QG1/Kh1 1 O cupbearer, pass around a cup and hand it to me: for love appeared at first easy, but difficulties ensued. 2 For the musk pod the zephyr eventually opens from those tresses, what blood split in hearts because of musky curls. 3 Color the prayer-carpet with wine should the Magian elder so advise: for the wayfarer knows the way, and the stages. 4 At the beloved's abode what security of pleasure exists for me? Every second the caravan bells cry out: tie up the loads. 5 The dark night, fear of the waves, and such a terrifying whirlpool, how can the light-burdened and shore-bound know my state? 6 Everything has drawn/pulled me from willful self-interest to infamy. How can that secret which inspires gatherings remain secret? 7 If you desire the beloved's presence, be vigilant, Hâfez.
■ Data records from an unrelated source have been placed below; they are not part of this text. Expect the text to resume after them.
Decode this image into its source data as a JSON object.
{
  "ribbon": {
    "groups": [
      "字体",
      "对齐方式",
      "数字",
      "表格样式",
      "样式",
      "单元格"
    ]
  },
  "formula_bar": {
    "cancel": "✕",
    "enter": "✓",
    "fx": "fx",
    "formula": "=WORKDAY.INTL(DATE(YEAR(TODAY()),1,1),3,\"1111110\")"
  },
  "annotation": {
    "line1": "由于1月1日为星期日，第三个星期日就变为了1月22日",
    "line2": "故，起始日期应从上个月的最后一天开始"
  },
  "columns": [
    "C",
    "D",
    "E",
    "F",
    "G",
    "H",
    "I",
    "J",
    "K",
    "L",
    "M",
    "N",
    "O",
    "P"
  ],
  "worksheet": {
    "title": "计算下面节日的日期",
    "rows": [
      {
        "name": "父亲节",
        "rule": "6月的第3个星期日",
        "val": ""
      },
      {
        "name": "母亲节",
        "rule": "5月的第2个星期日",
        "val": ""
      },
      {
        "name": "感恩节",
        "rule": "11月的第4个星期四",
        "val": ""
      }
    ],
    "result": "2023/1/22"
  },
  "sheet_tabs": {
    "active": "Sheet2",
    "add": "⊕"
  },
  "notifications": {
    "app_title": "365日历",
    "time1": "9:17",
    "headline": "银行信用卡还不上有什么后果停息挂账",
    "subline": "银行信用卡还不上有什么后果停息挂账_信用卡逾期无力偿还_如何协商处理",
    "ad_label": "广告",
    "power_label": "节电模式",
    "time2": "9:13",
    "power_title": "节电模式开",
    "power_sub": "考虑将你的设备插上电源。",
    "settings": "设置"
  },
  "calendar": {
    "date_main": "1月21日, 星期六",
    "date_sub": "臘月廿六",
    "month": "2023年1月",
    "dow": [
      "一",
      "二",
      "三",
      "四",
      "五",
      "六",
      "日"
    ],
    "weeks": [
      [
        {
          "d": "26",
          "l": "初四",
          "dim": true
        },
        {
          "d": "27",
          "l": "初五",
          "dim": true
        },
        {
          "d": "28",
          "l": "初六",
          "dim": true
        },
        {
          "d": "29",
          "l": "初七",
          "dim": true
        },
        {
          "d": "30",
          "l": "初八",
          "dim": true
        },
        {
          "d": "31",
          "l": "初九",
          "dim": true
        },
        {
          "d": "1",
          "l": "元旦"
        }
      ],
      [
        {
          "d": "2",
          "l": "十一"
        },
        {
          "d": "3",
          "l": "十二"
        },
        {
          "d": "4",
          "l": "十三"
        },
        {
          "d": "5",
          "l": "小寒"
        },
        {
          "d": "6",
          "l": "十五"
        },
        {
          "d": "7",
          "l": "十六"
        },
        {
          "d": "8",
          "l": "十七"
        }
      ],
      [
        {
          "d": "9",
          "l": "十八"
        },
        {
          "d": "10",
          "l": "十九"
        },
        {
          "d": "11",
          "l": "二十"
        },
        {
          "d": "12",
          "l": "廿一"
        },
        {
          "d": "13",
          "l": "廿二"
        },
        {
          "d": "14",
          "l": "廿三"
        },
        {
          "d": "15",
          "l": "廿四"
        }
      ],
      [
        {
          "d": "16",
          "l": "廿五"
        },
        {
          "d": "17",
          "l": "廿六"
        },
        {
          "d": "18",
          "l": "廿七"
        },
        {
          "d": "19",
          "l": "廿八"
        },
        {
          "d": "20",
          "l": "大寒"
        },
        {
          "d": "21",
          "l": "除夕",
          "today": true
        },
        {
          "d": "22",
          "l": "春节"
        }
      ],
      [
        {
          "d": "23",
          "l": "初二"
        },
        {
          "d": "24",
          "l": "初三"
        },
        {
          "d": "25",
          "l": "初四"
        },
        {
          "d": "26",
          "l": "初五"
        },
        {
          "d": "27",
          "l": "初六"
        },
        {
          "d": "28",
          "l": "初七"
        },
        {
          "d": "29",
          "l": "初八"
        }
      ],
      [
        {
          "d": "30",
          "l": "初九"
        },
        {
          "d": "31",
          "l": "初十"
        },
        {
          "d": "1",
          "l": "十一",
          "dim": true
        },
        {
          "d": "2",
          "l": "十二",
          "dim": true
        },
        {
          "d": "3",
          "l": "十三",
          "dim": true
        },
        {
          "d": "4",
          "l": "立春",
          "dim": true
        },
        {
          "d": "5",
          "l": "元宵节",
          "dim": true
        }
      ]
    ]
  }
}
When you meet whom you desire, let the world go, give it up. QG3/Kh3 1 If that Turk of Shirâz takes my heart into his hand, for his Indian mole I will give up Bokhârâ and Samarqand. 2 Cupbearer, pour the remaining wine, since you will not find in paradise Roknabâd's banks and the Mosallâ rose garden. 3 Alas that these vivacious, beguiling, city-disrupting gypsies have plundered patience from the heart just as Turks plunder feasts. 4 The beloved's beauty is beyond needing my imperfect love; what need has the beautiful face of color, beauty marks and eyeliner? 5 I have known Joseph's daily-increasing beauty by which love could bring Zolaykhâ from behind chastity's curtain. 6 Should you malign or curse me, I will still pray for you; bitter answers suit the ruby, sugar-chewing lip. 7 Heed advice, o love, since fortunate youths love the advice of the wise more than life: 8 Talk of minstrels and wine, and search less for the world's secrets, a puzzle no one will ever solve with philosophy. 9 You've composed a ghazal and pierced the pearl, Hâfez; come recite it pleasantly/cheeringly that/because upon your verse the heavens thread the necklace of Pleiades. QG26/Kh22 1 Perspiring and hair in disarray, smiling and intoxicated, shirt wide open and singing a ghazal, a wine-pitcher in hand, 2 narcissus eyes bellicose and lips mouthing "alas," midnight he came to my bedside and sat down. 3 He brought his head to my ear and in a sad voice said: "O my old love, are you asleep? 4 A lover given such a night-ending cup is an infidel to love if he is not a wine-worshipper." 5 Be gone, o ascetic, and do not scorn drinkers of the dregs; for only this was given us from the very beginning. 6 What He poured into our cup we drank,